_Dataset rows for apps and sites_:
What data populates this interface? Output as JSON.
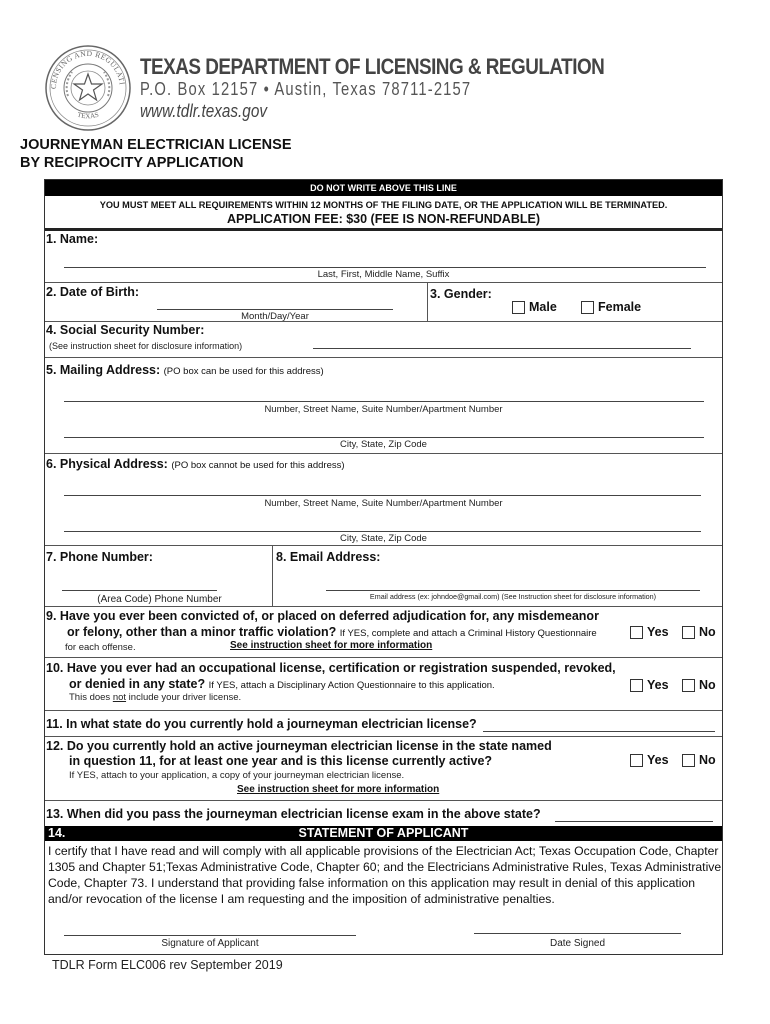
{
  "header": {
    "seal_icon": "tdlr-seal-icon",
    "seal_text_top": "LICENSING AND REGULATION",
    "seal_text_bottom": "TEXAS",
    "agency": "TEXAS DEPARTMENT OF LICENSING & REGULATION",
    "address": "P.O. Box 12157 • Austin, Texas 78711-2157",
    "website": "www.tdlr.texas.gov",
    "form_title_line1": "JOURNEYMAN ELECTRICIAN LICENSE",
    "form_title_line2": "BY RECIPROCITY APPLICATION"
  },
  "banner": {
    "do_not_write": "DO NOT WRITE ABOVE THIS LINE",
    "requirement_notice": "YOU MUST MEET ALL REQUIREMENTS WITHIN 12 MONTHS OF THE FILING DATE, OR THE APPLICATION WILL BE TERMINATED.",
    "fee": "APPLICATION FEE: $30 (FEE IS NON-REFUNDABLE)"
  },
  "fields": {
    "name": {
      "label": "1. Name:",
      "caption": "Last, First, Middle Name, Suffix",
      "value": ""
    },
    "dob": {
      "label": "2. Date of Birth:",
      "caption": "Month/Day/Year",
      "value": ""
    },
    "gender": {
      "label": "3. Gender:",
      "options": [
        "Male",
        "Female"
      ],
      "selected": null
    },
    "ssn": {
      "label": "4. Social Security Number:",
      "note": "(See instruction sheet for disclosure information)",
      "value": ""
    },
    "mailing": {
      "label": "5. Mailing Address:",
      "note": "(PO box can be used for this address)",
      "caption_street": "Number, Street Name, Suite Number/Apartment Number",
      "caption_city": "City, State, Zip Code"
    },
    "physical": {
      "label": "6. Physical Address:",
      "note": "(PO box cannot be used for this address)",
      "caption_street": "Number, Street Name, Suite Number/Apartment Number",
      "caption_city": "City, State, Zip Code"
    },
    "phone": {
      "label": "7. Phone Number:",
      "caption": "(Area Code) Phone Number",
      "value": ""
    },
    "email": {
      "label": "8. Email Address:",
      "caption": "Email address (ex: johndoe@gmail.com) (See Instruction sheet for disclosure information)",
      "value": ""
    }
  },
  "questions": {
    "q9": {
      "line1": "9.  Have you ever been convicted of, or placed on deferred adjudication for, any misdemeanor",
      "line2": "or felony, other than a minor traffic violation?",
      "note": "If YES, complete and attach a Criminal History Questionnaire",
      "note2": "for each offense.",
      "link": "See instruction sheet for more information",
      "yes": "Yes",
      "no": "No"
    },
    "q10": {
      "line1": "10. Have you ever had an occupational license, certification or registration suspended, revoked,",
      "line2": "or denied in any state?",
      "note": "If YES, attach a Disciplinary Action Questionnaire to this application.",
      "note2_pre": "This does ",
      "note2_em": "not",
      "note2_post": " include your driver license.",
      "yes": "Yes",
      "no": "No"
    },
    "q11": {
      "text": "11. In what state do you currently hold a journeyman electrician license?",
      "value": ""
    },
    "q12": {
      "line1": "12. Do you currently hold an active journeyman electrician license in the state named",
      "line2": "in question 11, for at least one year and is this license currently active?",
      "note": "If YES, attach to your application, a copy of your journeyman electrician license.",
      "link": "See instruction sheet for more information",
      "yes": "Yes",
      "no": "No"
    },
    "q13": {
      "text": "13. When did you pass the journeyman electrician license exam in the above state?",
      "value": ""
    }
  },
  "statement": {
    "number": "14.",
    "title": "STATEMENT OF APPLICANT",
    "body": "I certify that I have read and will comply with all applicable provisions of the Electrician Act; Texas Occupation Code, Chapter 1305 and Chapter 51;Texas Administrative Code, Chapter 60; and the Electricians Administrative Rules, Texas Administrative Code, Chapter 73. I understand that providing false information on this application may result in denial of this application and/or revocation of the license I am requesting and the imposition of administrative penalties.",
    "signature_caption": "Signature of Applicant",
    "date_caption": "Date Signed"
  },
  "footer": {
    "form_id": "TDLR Form ELC006 rev September 2019"
  }
}
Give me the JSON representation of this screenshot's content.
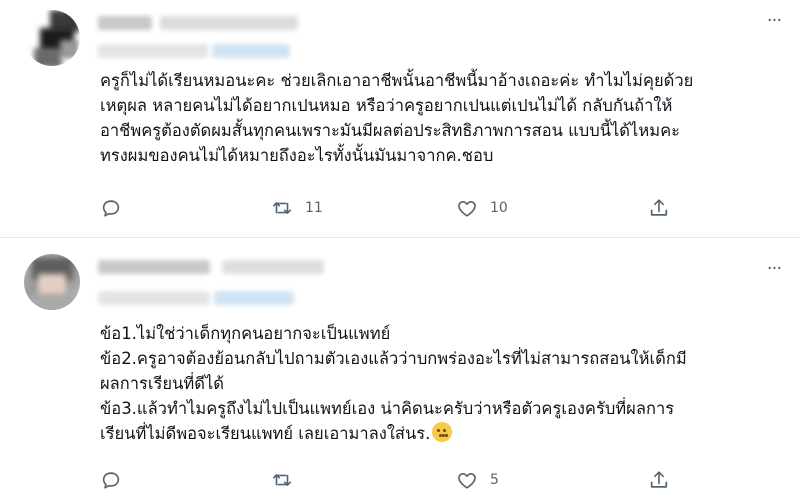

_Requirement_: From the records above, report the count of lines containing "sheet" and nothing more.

_Your solution_: 4